Dataset rows describing interfaces:
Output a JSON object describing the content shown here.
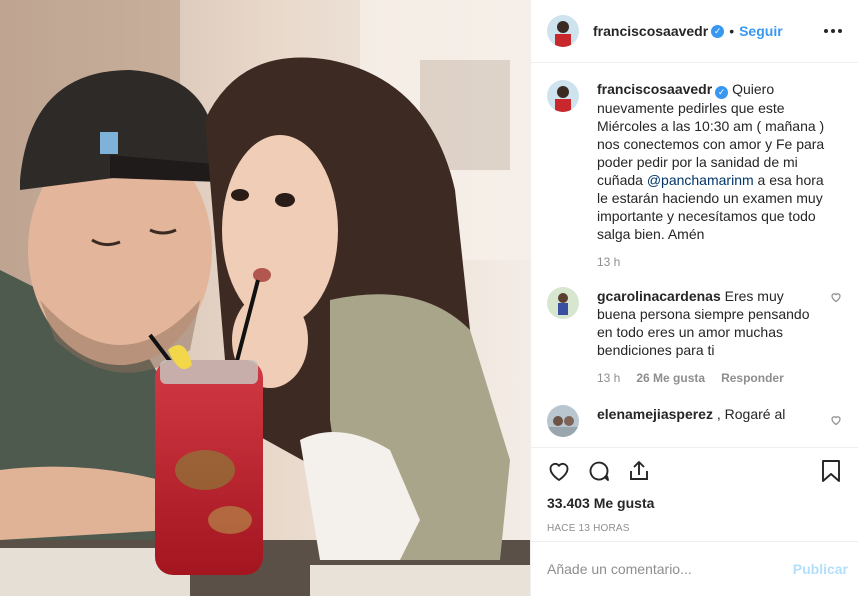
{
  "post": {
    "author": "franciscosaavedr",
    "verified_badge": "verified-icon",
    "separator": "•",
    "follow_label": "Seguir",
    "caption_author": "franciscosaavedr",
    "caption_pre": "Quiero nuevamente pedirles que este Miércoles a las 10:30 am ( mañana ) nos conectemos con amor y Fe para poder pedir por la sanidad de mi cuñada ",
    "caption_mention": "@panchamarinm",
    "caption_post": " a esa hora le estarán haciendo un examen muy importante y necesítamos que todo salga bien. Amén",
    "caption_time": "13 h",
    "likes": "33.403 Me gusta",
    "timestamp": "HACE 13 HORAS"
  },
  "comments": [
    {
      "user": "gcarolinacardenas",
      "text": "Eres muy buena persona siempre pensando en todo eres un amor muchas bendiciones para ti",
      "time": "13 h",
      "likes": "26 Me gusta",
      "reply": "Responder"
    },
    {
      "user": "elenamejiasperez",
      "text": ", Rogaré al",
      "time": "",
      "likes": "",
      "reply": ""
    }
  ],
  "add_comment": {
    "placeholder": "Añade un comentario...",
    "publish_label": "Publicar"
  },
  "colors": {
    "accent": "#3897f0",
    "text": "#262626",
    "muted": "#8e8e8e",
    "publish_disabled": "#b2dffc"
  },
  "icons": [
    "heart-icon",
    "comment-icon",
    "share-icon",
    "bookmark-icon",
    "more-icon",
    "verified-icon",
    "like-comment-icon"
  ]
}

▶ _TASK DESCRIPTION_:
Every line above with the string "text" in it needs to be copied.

▶ _EXERCISE SOLUTION_:
      "text": "Eres muy buena persona siempre pensando en todo eres un amor muchas bendiciones para ti",
      "text": ", Rogaré al",
    "text": "#262626",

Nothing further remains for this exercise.